◆ **TASK DIRECTIONS**
Reproduce the records that follow exactly as they appear.

#### DATA EXCERPTS ####

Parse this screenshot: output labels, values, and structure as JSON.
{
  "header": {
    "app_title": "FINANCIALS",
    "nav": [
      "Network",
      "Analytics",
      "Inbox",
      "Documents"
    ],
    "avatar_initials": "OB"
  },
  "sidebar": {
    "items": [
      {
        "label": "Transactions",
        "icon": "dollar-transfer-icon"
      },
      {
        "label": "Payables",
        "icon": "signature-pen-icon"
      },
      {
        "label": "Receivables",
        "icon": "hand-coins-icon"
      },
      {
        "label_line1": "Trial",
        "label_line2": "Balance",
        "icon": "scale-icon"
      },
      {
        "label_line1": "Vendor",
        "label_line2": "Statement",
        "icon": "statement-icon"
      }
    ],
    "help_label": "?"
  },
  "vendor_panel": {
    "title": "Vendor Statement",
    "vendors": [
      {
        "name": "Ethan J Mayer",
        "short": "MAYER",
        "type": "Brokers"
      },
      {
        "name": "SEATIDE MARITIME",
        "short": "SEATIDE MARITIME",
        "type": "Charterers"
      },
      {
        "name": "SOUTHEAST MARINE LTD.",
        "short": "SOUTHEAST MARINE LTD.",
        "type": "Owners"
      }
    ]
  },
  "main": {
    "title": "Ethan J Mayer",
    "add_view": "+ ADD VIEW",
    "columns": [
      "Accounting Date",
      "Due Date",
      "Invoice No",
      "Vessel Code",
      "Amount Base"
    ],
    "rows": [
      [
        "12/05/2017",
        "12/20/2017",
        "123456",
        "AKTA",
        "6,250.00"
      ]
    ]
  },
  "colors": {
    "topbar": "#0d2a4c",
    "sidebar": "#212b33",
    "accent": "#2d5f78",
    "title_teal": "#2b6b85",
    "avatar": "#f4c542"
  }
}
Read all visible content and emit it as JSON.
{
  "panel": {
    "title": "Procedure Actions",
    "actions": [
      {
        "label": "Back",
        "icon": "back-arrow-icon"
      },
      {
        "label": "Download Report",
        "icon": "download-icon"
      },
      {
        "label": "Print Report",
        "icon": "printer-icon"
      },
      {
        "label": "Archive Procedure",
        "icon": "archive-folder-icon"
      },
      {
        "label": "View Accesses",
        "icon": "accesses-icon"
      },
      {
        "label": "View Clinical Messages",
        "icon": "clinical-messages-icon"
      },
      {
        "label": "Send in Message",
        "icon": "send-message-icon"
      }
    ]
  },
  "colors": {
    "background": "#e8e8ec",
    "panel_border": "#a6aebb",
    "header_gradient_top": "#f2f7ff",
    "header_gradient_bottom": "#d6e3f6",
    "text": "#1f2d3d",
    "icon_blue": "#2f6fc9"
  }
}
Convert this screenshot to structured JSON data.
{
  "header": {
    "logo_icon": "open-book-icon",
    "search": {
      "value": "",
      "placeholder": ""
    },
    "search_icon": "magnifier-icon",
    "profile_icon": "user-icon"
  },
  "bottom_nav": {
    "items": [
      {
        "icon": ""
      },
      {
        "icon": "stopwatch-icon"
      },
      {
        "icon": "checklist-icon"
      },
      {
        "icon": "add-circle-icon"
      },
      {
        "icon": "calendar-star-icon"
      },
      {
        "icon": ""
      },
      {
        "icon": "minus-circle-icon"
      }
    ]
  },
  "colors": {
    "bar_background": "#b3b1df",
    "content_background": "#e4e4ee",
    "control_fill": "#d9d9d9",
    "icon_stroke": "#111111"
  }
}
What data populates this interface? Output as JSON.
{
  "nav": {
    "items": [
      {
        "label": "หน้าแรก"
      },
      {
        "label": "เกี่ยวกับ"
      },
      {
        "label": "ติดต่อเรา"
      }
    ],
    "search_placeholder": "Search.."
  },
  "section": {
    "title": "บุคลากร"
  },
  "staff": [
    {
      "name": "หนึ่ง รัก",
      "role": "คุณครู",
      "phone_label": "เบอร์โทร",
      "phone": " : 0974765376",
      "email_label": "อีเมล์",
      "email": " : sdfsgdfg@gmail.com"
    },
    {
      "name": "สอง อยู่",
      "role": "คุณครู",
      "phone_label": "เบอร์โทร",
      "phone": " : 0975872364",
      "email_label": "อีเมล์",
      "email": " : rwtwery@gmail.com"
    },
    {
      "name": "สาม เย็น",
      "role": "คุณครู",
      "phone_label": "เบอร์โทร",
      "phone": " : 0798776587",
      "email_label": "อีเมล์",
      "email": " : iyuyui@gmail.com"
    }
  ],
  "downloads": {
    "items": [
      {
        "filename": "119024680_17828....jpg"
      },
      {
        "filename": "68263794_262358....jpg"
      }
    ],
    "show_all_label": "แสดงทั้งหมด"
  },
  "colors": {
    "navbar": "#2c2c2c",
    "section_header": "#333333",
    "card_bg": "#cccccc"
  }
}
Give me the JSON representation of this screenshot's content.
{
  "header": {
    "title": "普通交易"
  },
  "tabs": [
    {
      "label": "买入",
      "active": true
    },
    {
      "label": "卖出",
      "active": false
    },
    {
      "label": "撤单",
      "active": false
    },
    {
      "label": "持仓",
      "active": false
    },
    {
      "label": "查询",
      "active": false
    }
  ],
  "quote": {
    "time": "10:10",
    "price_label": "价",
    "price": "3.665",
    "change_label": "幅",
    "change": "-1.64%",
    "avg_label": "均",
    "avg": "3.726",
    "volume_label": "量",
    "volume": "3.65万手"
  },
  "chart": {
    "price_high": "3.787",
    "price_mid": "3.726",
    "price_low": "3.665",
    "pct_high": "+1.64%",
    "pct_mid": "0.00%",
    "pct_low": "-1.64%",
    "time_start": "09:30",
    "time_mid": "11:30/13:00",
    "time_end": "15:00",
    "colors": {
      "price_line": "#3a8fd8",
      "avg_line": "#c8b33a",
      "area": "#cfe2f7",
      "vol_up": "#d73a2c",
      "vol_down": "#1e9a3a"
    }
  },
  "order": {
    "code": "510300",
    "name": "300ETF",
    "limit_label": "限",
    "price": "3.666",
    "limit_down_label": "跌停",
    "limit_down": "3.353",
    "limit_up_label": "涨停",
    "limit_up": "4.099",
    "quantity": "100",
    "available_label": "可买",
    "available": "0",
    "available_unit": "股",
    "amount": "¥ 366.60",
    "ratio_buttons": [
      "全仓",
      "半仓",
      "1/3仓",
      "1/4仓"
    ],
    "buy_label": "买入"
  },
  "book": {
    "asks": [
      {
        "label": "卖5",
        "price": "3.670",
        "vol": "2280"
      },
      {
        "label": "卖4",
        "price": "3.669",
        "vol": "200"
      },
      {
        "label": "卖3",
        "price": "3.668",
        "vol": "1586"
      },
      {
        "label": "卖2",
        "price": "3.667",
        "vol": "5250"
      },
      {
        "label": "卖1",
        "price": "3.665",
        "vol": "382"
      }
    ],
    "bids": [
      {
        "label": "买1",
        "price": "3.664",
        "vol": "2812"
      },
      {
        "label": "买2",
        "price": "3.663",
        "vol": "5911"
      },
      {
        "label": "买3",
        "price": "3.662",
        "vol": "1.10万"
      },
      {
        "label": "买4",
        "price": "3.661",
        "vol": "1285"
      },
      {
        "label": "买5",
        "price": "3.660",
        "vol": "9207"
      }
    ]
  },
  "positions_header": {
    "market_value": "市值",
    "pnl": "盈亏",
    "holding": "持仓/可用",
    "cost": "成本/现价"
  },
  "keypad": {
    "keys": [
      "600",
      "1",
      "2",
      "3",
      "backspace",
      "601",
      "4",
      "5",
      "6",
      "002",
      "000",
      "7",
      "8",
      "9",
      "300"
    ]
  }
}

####

◆ **SOLUTION FOR THIS PROBLEM**
Parse this screenshot: output labels, values, and structure as JSON.
{
  "header": {
    "app_title": "FINANCIALS",
    "nav": [
      "Network",
      "Analytics",
      "Inbox",
      "Documents"
    ],
    "avatar_initials": "OB"
  },
  "sidebar": {
    "items": [
      {
        "label": "Transactions",
        "icon": "dollar-transfer-icon"
      },
      {
        "label": "Payables",
        "icon": "signature-pen-icon"
      },
      {
        "label": "Receivables",
        "icon": "hand-coins-icon"
      },
      {
        "label_line1": "Trial",
        "label_line2": "Balance",
        "icon": "scale-icon"
      },
      {
        "label_line1": "Vendor",
        "label_line2": "Statement",
        "icon": "statement-icon"
      }
    ],
    "help_label": "?"
  },
  "vendor_panel": {
    "title": "Vendor Statement",
    "vendors": [
      {
        "name": "Ethan J Mayer",
        "short": "MAYER",
        "type": "Brokers"
      },
      {
        "name": "SEATIDE MARITIME",
        "short": "SEATIDE MARITIME",
        "type": "Charterers"
      },
      {
        "name": "SOUTHEAST MARINE LTD.",
        "short": "SOUTHEAST MARINE LTD.",
        "type": "Owners"
      }
    ]
  },
  "main": {
    "title": "Ethan J Mayer",
    "add_view": "+ ADD VIEW",
    "columns": [
      "Accounting Date",
      "Due Date",
      "Invoice No",
      "Vessel Code",
      "Amount Base"
    ],
    "rows": [
      [
        "12/05/2017",
        "12/20/2017",
        "123456",
        "AKTA",
        "6,250.00"
      ]
    ]
  },
  "colors": {
    "topbar": "#0d2a4c",
    "sidebar": "#212b33",
    "accent": "#2d5f78",
    "title_teal": "#2b6b85",
    "avatar": "#f4c542"
  }
}
Read all visible content and emit it as JSON.
{
  "panel": {
    "title": "Procedure Actions",
    "actions": [
      {
        "label": "Back",
        "icon": "back-arrow-icon"
      },
      {
        "label": "Download Report",
        "icon": "download-icon"
      },
      {
        "label": "Print Report",
        "icon": "printer-icon"
      },
      {
        "label": "Archive Procedure",
        "icon": "archive-folder-icon"
      },
      {
        "label": "View Accesses",
        "icon": "accesses-icon"
      },
      {
        "label": "View Clinical Messages",
        "icon": "clinical-messages-icon"
      },
      {
        "label": "Send in Message",
        "icon": "send-message-icon"
      }
    ]
  },
  "colors": {
    "background": "#e8e8ec",
    "panel_border": "#a6aebb",
    "header_gradient_top": "#f2f7ff",
    "header_gradient_bottom": "#d6e3f6",
    "text": "#1f2d3d",
    "icon_blue": "#2f6fc9"
  }
}
Convert this screenshot to structured JSON data.
{
  "header": {
    "logo_icon": "open-book-icon",
    "search": {
      "value": "",
      "placeholder": ""
    },
    "search_icon": "magnifier-icon",
    "profile_icon": "user-icon"
  },
  "bottom_nav": {
    "items": [
      {
        "icon": ""
      },
      {
        "icon": "stopwatch-icon"
      },
      {
        "icon": "checklist-icon"
      },
      {
        "icon": "add-circle-icon"
      },
      {
        "icon": "calendar-star-icon"
      },
      {
        "icon": ""
      },
      {
        "icon": "minus-circle-icon"
      }
    ]
  },
  "colors": {
    "bar_background": "#b3b1df",
    "content_background": "#e4e4ee",
    "control_fill": "#d9d9d9",
    "icon_stroke": "#111111"
  }
}
What data populates this interface? Output as JSON.
{
  "nav": {
    "items": [
      {
        "label": "หน้าแรก"
      },
      {
        "label": "เกี่ยวกับ"
      },
      {
        "label": "ติดต่อเรา"
      }
    ],
    "search_placeholder": "Search.."
  },
  "section": {
    "title": "บุคลากร"
  },
  "staff": [
    {
      "name": "หนึ่ง รัก",
      "role": "คุณครู",
      "phone_label": "เบอร์โทร",
      "phone": " : 0974765376",
      "email_label": "อีเมล์",
      "email": " : sdfsgdfg@gmail.com"
    },
    {
      "name": "สอง อยู่",
      "role": "คุณครู",
      "phone_label": "เบอร์โทร",
      "phone": " : 0975872364",
      "email_label": "อีเมล์",
      "email": " : rwtwery@gmail.com"
    },
    {
      "name": "สาม เย็น",
      "role": "คุณครู",
      "phone_label": "เบอร์โทร",
      "phone": " : 0798776587",
      "email_label": "อีเมล์",
      "email": " : iyuyui@gmail.com"
    }
  ],
  "downloads": {
    "items": [
      {
        "filename": "119024680_17828....jpg"
      },
      {
        "filename": "68263794_262358....jpg"
      }
    ],
    "show_all_label": "แสดงทั้งหมด"
  },
  "colors": {
    "navbar": "#2c2c2c",
    "section_header": "#333333",
    "card_bg": "#cccccc"
  }
}
Give me the JSON representation of this screenshot's content.
{
  "header": {
    "title": "普通交易"
  },
  "tabs": [
    {
      "label": "买入",
      "active": true
    },
    {
      "label": "卖出",
      "active": false
    },
    {
      "label": "撤单",
      "active": false
    },
    {
      "label": "持仓",
      "active": false
    },
    {
      "label": "查询",
      "active": false
    }
  ],
  "quote": {
    "time": "10:10",
    "price_label": "价",
    "price": "3.665",
    "change_label": "幅",
    "change": "-1.64%",
    "avg_label": "均",
    "avg": "3.726",
    "volume_label": "量",
    "volume": "3.65万手"
  },
  "chart": {
    "price_high": "3.787",
    "price_mid": "3.726",
    "price_low": "3.665",
    "pct_high": "+1.64%",
    "pct_mid": "0.00%",
    "pct_low": "-1.64%",
    "time_start": "09:30",
    "time_mid": "11:30/13:00",
    "time_end": "15:00",
    "colors": {
      "price_line": "#3a8fd8",
      "avg_line": "#c8b33a",
      "area": "#cfe2f7",
      "vol_up": "#d73a2c",
      "vol_down": "#1e9a3a"
    }
  },
  "order": {
    "code": "510300",
    "name": "300ETF",
    "limit_label": "限",
    "price": "3.666",
    "limit_down_label": "跌停",
    "limit_down": "3.353",
    "limit_up_label": "涨停",
    "limit_up": "4.099",
    "quantity": "100",
    "available_label": "可买",
    "available": "0",
    "available_unit": "股",
    "amount": "¥ 366.60",
    "ratio_buttons": [
      "全仓",
      "半仓",
      "1/3仓",
      "1/4仓"
    ],
    "buy_label": "买入"
  },
  "book": {
    "asks": [
      {
        "label": "卖5",
        "price": "3.670",
        "vol": "2280"
      },
      {
        "label": "卖4",
        "price": "3.669",
        "vol": "200"
      },
      {
        "label": "卖3",
        "price": "3.668",
        "vol": "1586"
      },
      {
        "label": "卖2",
        "price": "3.667",
        "vol": "5250"
      },
      {
        "label": "卖1",
        "price": "3.665",
        "vol": "382"
      }
    ],
    "bids": [
      {
        "label": "买1",
        "price": "3.664",
        "vol": "2812"
      },
      {
        "label": "买2",
        "price": "3.663",
        "vol": "5911"
      },
      {
        "label": "买3",
        "price": "3.662",
        "vol": "1.10万"
      },
      {
        "label": "买4",
        "price": "3.661",
        "vol": "1285"
      },
      {
        "label": "买5",
        "price": "3.660",
        "vol": "9207"
      }
    ]
  },
  "positions_header": {
    "market_value": "市值",
    "pnl": "盈亏",
    "holding": "持仓/可用",
    "cost": "成本/现价"
  },
  "keypad": {
    "keys": [
      "600",
      "1",
      "2",
      "3",
      "backspace",
      "601",
      "4",
      "5",
      "6",
      "002",
      "000",
      "7",
      "8",
      "9",
      "300"
    ]
  }
}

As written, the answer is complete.